If the FIPS setting is enabled, verification of ClickOnce applications fails unless the client computer has one of the following installed:
The .NET Framework 3.5 or a later version of the .NET Framework
The .NET Framework 2.0 Service Pack 1 or a later service pack
With Visual Studio 2005, ClickOnce applications cannot be built on or published from a FIPS-required computer. However, if the computer has the .NET Framework 2.0 SP2, which is included with the .NET Framework 3.5 SP1, Visual Studio 2005 can publish Winforms/WPF applications.
With Visual Studio 2008, ClickOnce applications cannot be built or published unless Visual Studio 2008 SP1 or a later version of Visual Studio is installed.
By default, in Windows Vista and in Windows Server 2008, the BitLocker Drive Encryption feature uses 128-bit AES encryption together with an additional diffuser. When this setting is enabled, BitLocker uses 256-bit AES encryption without a diffuser. Additionally, recovery passwords are not created or backed up to the Active Directory directory service. Therefore, you cannot recover from lost PINs or from system changes by typing in a recovery password at the keyboard. Instead of using a recovery password, you may back up a recovery key on a local drive or on a network share. To use the recovery key, put the key on a USB device.
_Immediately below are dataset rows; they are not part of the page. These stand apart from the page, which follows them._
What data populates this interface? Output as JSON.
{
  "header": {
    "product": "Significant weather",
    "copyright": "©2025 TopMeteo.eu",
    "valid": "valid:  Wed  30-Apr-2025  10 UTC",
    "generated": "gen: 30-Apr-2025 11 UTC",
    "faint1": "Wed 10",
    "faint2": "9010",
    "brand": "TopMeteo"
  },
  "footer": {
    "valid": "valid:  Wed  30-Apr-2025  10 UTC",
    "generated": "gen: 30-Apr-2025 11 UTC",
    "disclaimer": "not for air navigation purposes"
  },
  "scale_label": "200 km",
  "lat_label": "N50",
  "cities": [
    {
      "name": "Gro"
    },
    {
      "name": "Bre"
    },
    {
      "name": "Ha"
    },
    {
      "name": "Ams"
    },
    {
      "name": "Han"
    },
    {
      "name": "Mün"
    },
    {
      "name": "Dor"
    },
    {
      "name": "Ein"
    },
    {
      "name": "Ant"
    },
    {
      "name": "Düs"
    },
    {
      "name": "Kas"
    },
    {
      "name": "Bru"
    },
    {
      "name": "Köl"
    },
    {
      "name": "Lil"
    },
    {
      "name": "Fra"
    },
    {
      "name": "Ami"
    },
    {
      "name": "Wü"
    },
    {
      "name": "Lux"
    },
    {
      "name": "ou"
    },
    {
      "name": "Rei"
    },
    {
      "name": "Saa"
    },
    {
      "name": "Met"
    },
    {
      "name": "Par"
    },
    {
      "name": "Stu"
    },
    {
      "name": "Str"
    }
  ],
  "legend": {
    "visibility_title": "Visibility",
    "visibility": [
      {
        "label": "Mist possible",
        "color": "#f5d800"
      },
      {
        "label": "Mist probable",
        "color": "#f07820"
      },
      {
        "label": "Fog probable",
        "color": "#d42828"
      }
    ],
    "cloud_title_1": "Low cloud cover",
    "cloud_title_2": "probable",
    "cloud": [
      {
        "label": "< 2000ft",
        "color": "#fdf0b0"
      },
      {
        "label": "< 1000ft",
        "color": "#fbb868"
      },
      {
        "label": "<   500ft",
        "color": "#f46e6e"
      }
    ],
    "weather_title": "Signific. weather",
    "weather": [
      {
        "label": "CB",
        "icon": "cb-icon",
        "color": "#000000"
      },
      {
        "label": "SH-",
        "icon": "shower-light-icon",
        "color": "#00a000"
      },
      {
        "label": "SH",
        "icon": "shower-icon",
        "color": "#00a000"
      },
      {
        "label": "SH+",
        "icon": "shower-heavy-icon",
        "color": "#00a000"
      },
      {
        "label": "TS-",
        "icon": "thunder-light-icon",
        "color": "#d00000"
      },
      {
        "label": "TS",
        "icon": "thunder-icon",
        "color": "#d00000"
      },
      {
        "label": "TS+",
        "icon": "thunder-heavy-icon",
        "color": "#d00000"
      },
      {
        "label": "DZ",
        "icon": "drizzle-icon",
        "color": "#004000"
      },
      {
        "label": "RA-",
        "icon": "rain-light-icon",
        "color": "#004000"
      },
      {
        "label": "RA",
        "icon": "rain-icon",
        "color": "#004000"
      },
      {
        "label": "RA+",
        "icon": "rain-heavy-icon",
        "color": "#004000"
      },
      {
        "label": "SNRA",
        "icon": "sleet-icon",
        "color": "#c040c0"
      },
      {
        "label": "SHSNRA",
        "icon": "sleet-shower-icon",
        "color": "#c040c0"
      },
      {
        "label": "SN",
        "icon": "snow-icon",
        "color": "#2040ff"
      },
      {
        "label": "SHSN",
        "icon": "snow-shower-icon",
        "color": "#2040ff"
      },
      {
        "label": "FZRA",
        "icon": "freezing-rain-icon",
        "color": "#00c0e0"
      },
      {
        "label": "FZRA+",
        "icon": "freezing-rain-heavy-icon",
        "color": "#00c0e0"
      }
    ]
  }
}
Then, plug the device into the computer.
In Windows Vista SP1 and later versions of Windows Vista, and in Windows Server 2008, only members of the Cryptographic Operators group can edit the crypto settings in the IPsec policy of the Windows Firewall.
After you enable or disable the System cryptography: Use FIPS compliant algorithms for encryption, hashing, and signing security setting, you must restart your application, such as Internet Explorer, for the new setting to take effect.
This security setting affects the following registry value in Windows Server 2008 and in Windows Vista: